Eventually, yes, it turns out that Braxton from even further in the future is behind the temporal bomb on Voyager. (Incidentally, we do get to see the time-bomb’s effects, and while it leads to a weirdly unconvincing ship explosion effect, the writing around the sequence is entertaining; it involves different areas of the ship being out of temporal phase with one another.) Seven eventually stops him with Janeway’s help — though it’s actually present-Seven rather than the second past-Seven-taken-into-the-future; is this the first time in Star Trek where a character has met their own future/past version? — and Janeway seems a bit nonplussed by the whole thing.
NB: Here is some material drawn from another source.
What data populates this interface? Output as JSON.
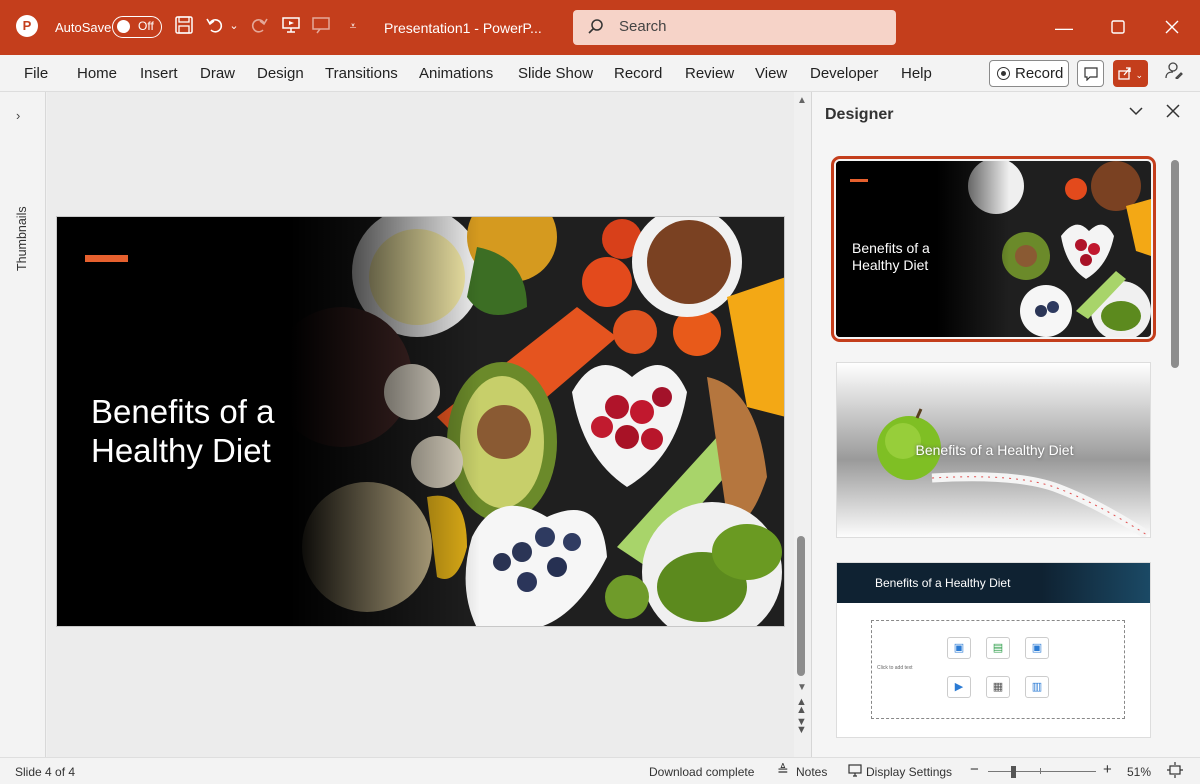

She appears understandably annoyed when the Relativity‘s first officer chides her to stop meddling in time, since both this incident and “Future’s End” were initiated by Braxton showing up out of nowhere to destroy the ship.
There’s one somewhat unsettling element about this episode, in that — like “Future’s End” — the whole thing amounts to a self-contained time paradox. Braxton came back to destroy Voyager in the first place because the ship was going to be part of a temporal disruption… which it was, but only because of Braxton’s actions. Likewise, future-Braxton wanted to sabotage Voyager for Janeway’s role in his being busted down the ranks from captain after working on Relativity… which only happens here because of his attempts to sabotage Voyager. Captain Braxton seems completely oblivious to his own future actions, understandably, and we see him here earnestly leading the mission to find the saboteur… who was himself… but would never have sabotaged the ship if he hadn’t decided in the future to sabotage the ship and catch himself? Causality loops are nothing new for time-travel tales, but what I found mildly alarming was the Minority Report-ish outcome: As soon as it comes to light that future-future-Braxton will become a saboteur, much to present-future-Braxton’s surprise, his first officer tosses him in the brig. That’s a bit too close to zero-tolerance on the sliding scale of justice for my liking. Maybe the Federation is bad, actually.
Anyway, despite some minor quibbles, I really enjoyed this one. It’s a nice, self-contained time travel story that also does a good job of touching back on several points in Voyager‘s past. Quality fare.
(Also, as with Deanna Troi, every time I see Seven in a standard crew uniform, I get a little more annoyed about the slinky costumes they made her wear the rest of the time.)